BEING A LICENSED HIGH SCHOOL TEACHER, WORKING AT A PRESTIGIOUS SCHOOL IN SOUTH AFRICA, YOU WERE OFFERED JOBS FROM ALL OVER THE WORLD. WHY DID YOU DECIDE TO COME AND APPLY YOUR TRADE HERE IN CHINA?
Martin: Well, to be honest, China never crossed my mind. For me China was an unknown, a no go country for various reasons. I found out about you guys though and had a chat about China. Your passion and love for the country sparked the interested in me. I started doing a bit of research and realized that China is not that far separated from what we call “the western world”. The combination of not going to a country where so many teachers go (middle east) and being able to travel to so many awesome surrounding countries was the main selling point for me.
YOU WERE THE FIRST TEACHER GTA PLACED IN CHENGDU. HOW DID YOU FIND THE TRANSITION FROM THE JOB AND LIFE YOU HAD BACK HOME TO SETTLING INTO EVERYDAY LIFE IN CHINA?
Martin: Life in Chengdu is easy. Not having to worry about paying an arm and a leg for accommodation, food, etc. made the transition easy. The school I was placed at was incredibly helpful and supportive. Than in itself made life easier. Yeah, there were tough times too but that is life, nothing worth doing/having comes easy! But in this case, it certainly was easier!!
MAKING A DECISION TO FURTHER YOUR TEACHING CAREER IN CHINA WAS SURELY NOT AN EASY STEP TO TAKE. TELL US ABOUT SOME OF THE CHALLENGES YOU FACED, SOME OF THE DIFFICULT THINGS AND HOW YOU ADAPTED TO THEM.
Martin: Martin: Back home I was already a teacher and boarding housemaster. My career was on a good path or so I thought. Working 12-15 hours a day was starting to take its toll on me. After moving to China one of the biggest things I had to get used to was the fact that I had so much time on hand here in China. Only working 6-8 hours a day, having between 8-12 kids in a class, and not having to grade papers all the time was really something I did not use to. I finally had time to do stuff I wanted to do and take up new hobbies.
CHILDREN ARE CHILDREN, STUDENTS ARE STUDENTS OR SO GOES THE SAYING. WHAT HAVE BEEN SOME OF THE SWEET SIMILARITIES AND STARK DIFFERENCES YOU HAVE EXPERIENCED BETWEEN THE KIDS YOU TAUGHT BACK HOME AND THE ONES OVER HERE?
Martin: One thing that everyone has to remember when coming to teach here no matter which subjects you gonna teach, these are second language students. You will always first be an English teacher and then a subject teacher. The only difference between you and an ESL teacher is, the vocabulary you teach will just be subject-specific. I am having so much fun finding new ways of explaining the meaning of words in my subjects (math and accounting).

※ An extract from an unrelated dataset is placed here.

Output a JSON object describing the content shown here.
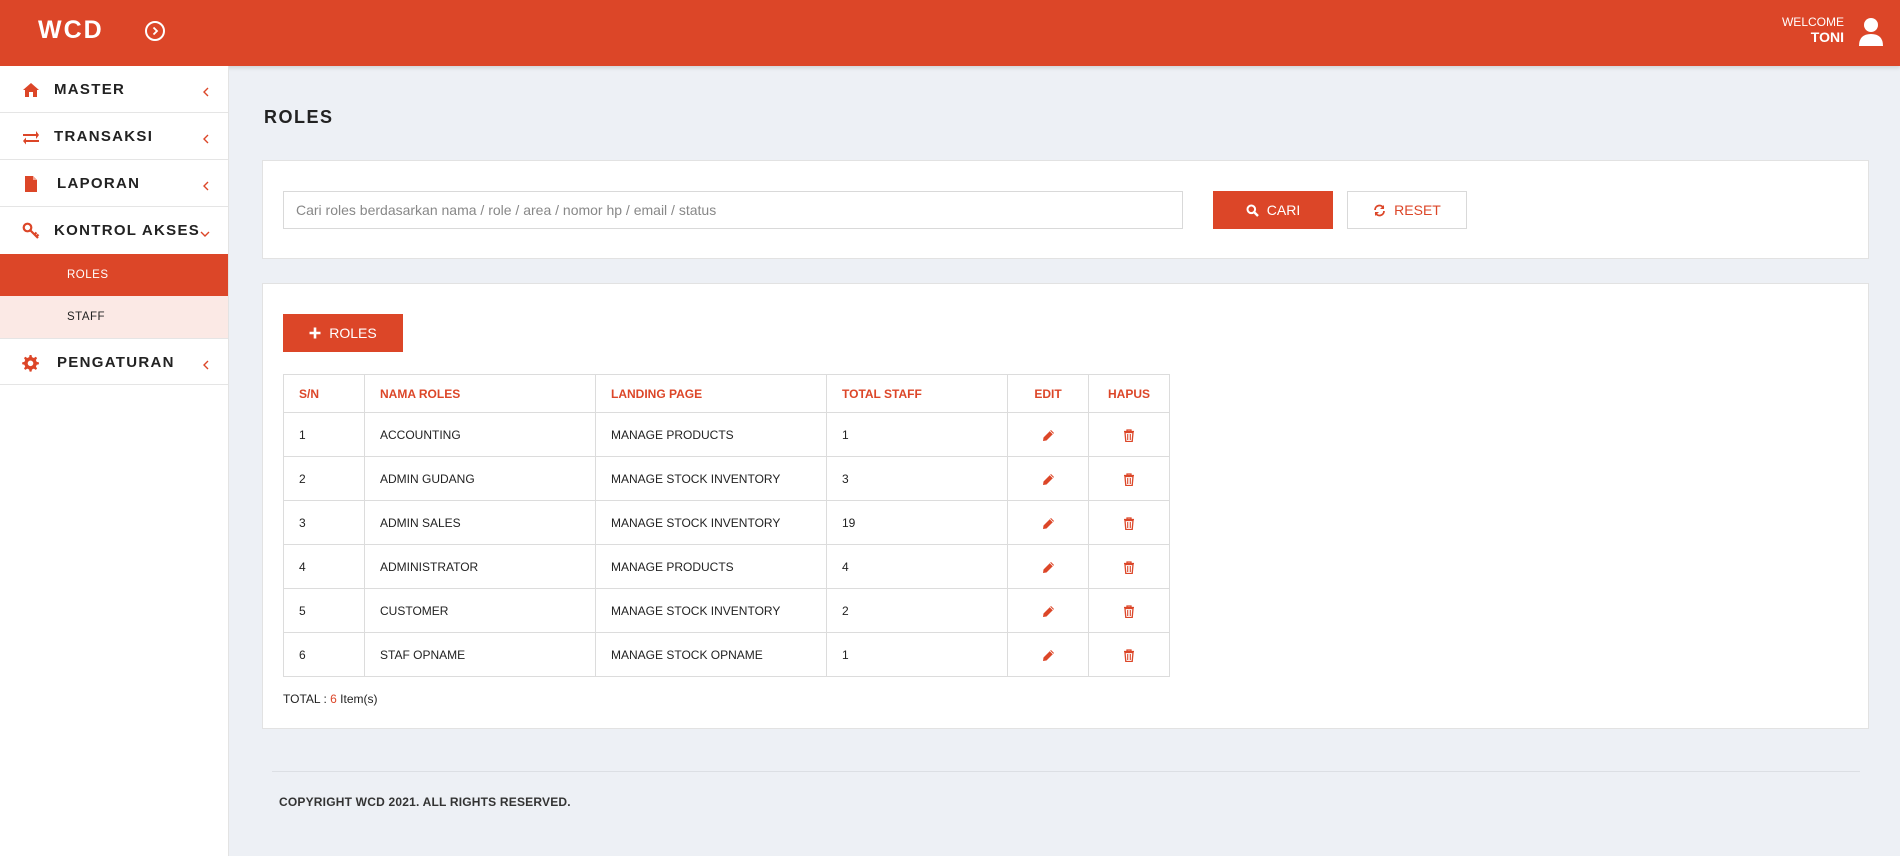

As for similarities, the saying is indeed true. No matter how different their world and system may seem, kids have a need to have fun, to play around, to have a teacher that cares for them and to discipline them. When it comes to differences my biggest challenge has been with getting students to participate and answer questions in class, especially the older ones. They come from an educational system where the teacher does all the talk work and they just receive input but never give output. Only during exams do they give output. Once you pass that barrier though they are great fun to have in class. Another big difference for me was the extreme dedication and eagerness they have to learn. These students aren’t afraid to walk the extra mile.
IN YOUR FIRST INTERVIEW WITH US YOU SAID, "I AM GOOD AT HAVING FUN." FROM THE FOOT OF EVEREST TO RUGBY FIELDS IN BEIJING YOU SURELY HAVE BEEN HAVING A LOT OF IT. WHAT IS SOME OF THE GREAT THINGS YOU'VE BEEN ABLE TO DO.
Martin: Number one would surely be the road trip I did to the Tibetan autonomous region. I managed to pass the Chinese driver’s license test (which was actually an easy process) and rented a car for 15 days. I drove all the way to the Tibetan border and explored every part of the border and surroundings. Till this day words can’t describe the amazing experience that was.
No. 2 Taking back up my love for the sport rugby. Due to various reasons, I hung up my boots back in 2012. Since I had the time on hand to do it again I just went all out. Travelling throughout of China, playing at various tournaments and meeting new people from all over the world is definitely one of my greatest joys of living in China.
No. 3 Thailand Thailand Thailand!!!! Need I say more. Cheap, easy to get to, great food and awesome beaches! And all of that within a 3-hour flight! But really the list is just never-ending! Fishing Blue Marlin and Sailfish in the Philippines, wandering the streets and countryside of Vietnam, nightlife in Malaysia, hiking to Everest base camp, etc.
Coming to teach in China has by far one of the best decisions I have made in my life to date. And that is all thanks to Go Teach in Asia for making it possible for me.